Graduation Date

Spring 5-5-2018

Document Type


Degree Name

Master of Science (MS)


Medical Anatomy


Eosinophilic Esophagitis (EE) is a chronic inflammatory disease that effects individuals of all ages. EE is mediated by an allergen response, causing the release of thymic stromal lymphopoietin (TSLP), and subsequent inflammation and eosinophil migration and infiltration of the esophagus through the activation of the JAK/STAT pathway and CD4+ T-cells. EE has typically been associated with food allergies, but studies have shown that aeroallergens can cause EE as well. Current treatments of EE have primarily focused on nonspecific methods, though anti-TSLP is beginning to be tested as a possible treatment for EE. The aim of this study was to see how house dust mites affected tight junction function in esophageal cells and determine if application of anti-TSLP will prevent dust mite’s effects. This was accomplished through a transwell cell culture model. Dust mites along with experimental conditions Gö 6976, interferon-gamma, eosinophils, and TSLP synthetic peptide (anti-TSLP) was used to determine how these conditions affected esophageal cell tight junctions. Transepithelial electrical resistance (TEER) was recorded to measure epithelial integrity. Cells were analyzed through Prism and imaged by immunofluorescence staining. Results showed that dust mites caused a decrease in epithelial resistance through a 24-hour period.

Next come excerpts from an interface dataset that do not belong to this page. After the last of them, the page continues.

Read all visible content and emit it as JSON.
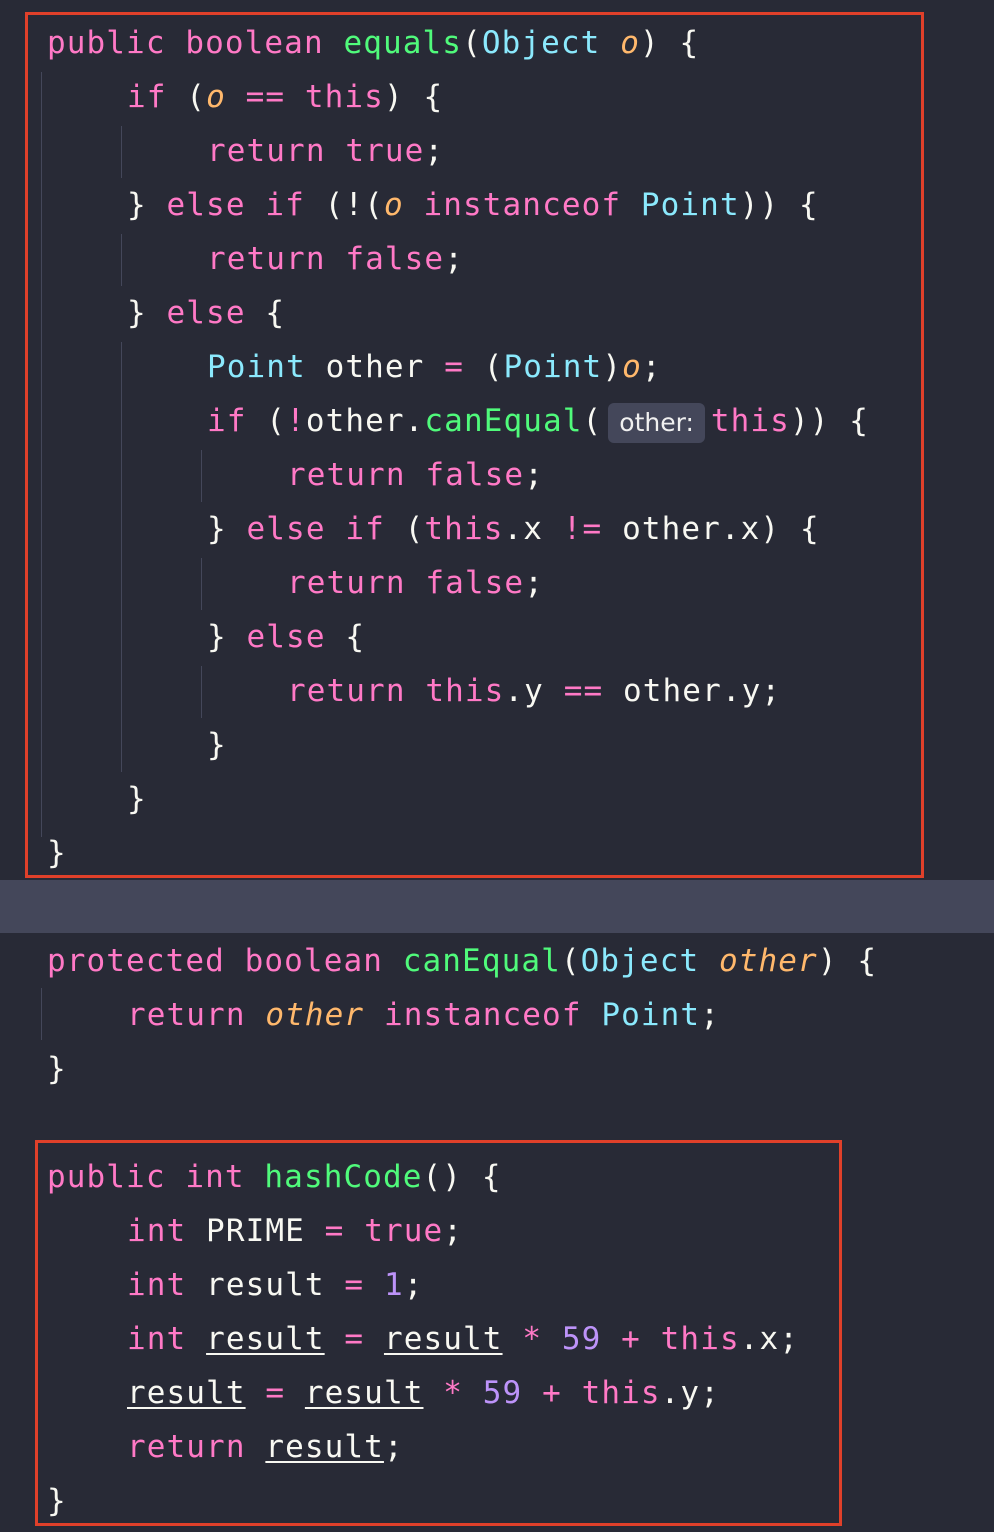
{
  "colors": {
    "background": "#282a36",
    "keyword": "#ff79c6",
    "function": "#50fa7b",
    "type": "#8be9fd",
    "parameter": "#ffb86c",
    "number": "#bd93f9",
    "plain": "#f8f8f2",
    "highlight_box": "#e0402a",
    "separator": "#44475a"
  },
  "equals_block": {
    "l1": {
      "public": "public",
      "boolean": "boolean",
      "name": "equals",
      "paren": "(",
      "type": "Object",
      "param": "o",
      "close": ") {"
    },
    "l2": {
      "if": "if",
      "p1": " (",
      "o": "o",
      "op": " == ",
      "this": "this",
      "p2": ") {"
    },
    "l3": {
      "return": "return",
      "val": "true",
      "semi": ";"
    },
    "l4": {
      "brace": "} ",
      "else": "else",
      "if": "if",
      "p1": " (!(",
      "o": "o",
      "instanceof": "instanceof",
      "type": "Point",
      "p2": ")) {"
    },
    "l5": {
      "return": "return",
      "val": "false",
      "semi": ";"
    },
    "l6": {
      "brace": "} ",
      "else": "else",
      "open": " {"
    },
    "l7": {
      "type": "Point",
      "var": " other ",
      "eq": "=",
      "p1": " (",
      "cast": "Point",
      "p2": ")",
      "o": "o",
      "semi": ";"
    },
    "l8": {
      "if": "if",
      "p1": " (",
      "not": "!",
      "obj": "other.",
      "method": "canEqual",
      "p2": "(",
      "hint": "other:",
      "this": "this",
      "p3": ")) {"
    },
    "l9": {
      "return": "return",
      "val": "false",
      "semi": ";"
    },
    "l10": {
      "brace": "} ",
      "else": "else",
      "if": "if",
      "p1": " (",
      "this": "this",
      "field": ".x ",
      "op": "!=",
      "rest": " other.x) {"
    },
    "l11": {
      "return": "return",
      "val": "false",
      "semi": ";"
    },
    "l12": {
      "brace": "} ",
      "else": "else",
      "open": " {"
    },
    "l13": {
      "return": "return",
      "this": "this",
      "field": ".y ",
      "op": "==",
      "rest": " other.y;"
    },
    "l14": "}",
    "l15": "}",
    "l16": "}"
  },
  "canequal_block": {
    "l1": {
      "protected": "protected",
      "boolean": "boolean",
      "name": "canEqual",
      "paren": "(",
      "type": "Object",
      "param": "other",
      "close": ") {"
    },
    "l2": {
      "return": "return",
      "param": "other",
      "instanceof": "instanceof",
      "type": "Point",
      "semi": ";"
    },
    "l3": "}"
  },
  "hashcode_block": {
    "l1": {
      "public": "public",
      "int": "int",
      "name": "hashCode",
      "close": "() {"
    },
    "l2": {
      "int": "int",
      "var": " PRIME ",
      "eq": "=",
      "val": "true",
      "semi": ";"
    },
    "l3": {
      "int": "int",
      "var": " result ",
      "eq": "=",
      "num": "1",
      "semi": ";"
    },
    "l4": {
      "int": "int",
      "var": "result",
      "eq": "=",
      "var2": "result",
      "mul": "*",
      "num": "59",
      "plus": "+",
      "this": "this",
      "rest": ".x;"
    },
    "l5": {
      "var": "result",
      "eq": "=",
      "var2": "result",
      "mul": "*",
      "num": "59",
      "plus": "+",
      "this": "this",
      "rest": ".y;"
    },
    "l6": {
      "return": "return",
      "var": "result",
      "semi": ";"
    },
    "l7": "}"
  }
}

Interactions between eosinophils and dust mites caused further decreases in epithelium resistance. When esophageal cells are treated with anti-TSLP, the addition of dust mites did not cause a fall in electrical resistance; however, it did not stop eosinophils disruption of epithelial resistance. Immunofluorescence was used to show changes in tight junction function for each condition. These findings indicate that dust mites do affect esophageal cell function and anti-TSLP negates the disruptive actions of dust mites. Further studies have to be conducted to understand aeroallergens role in EE and how treatments can be tailored for aeroallergens.

Available for download on Tuesday, October 23, 2018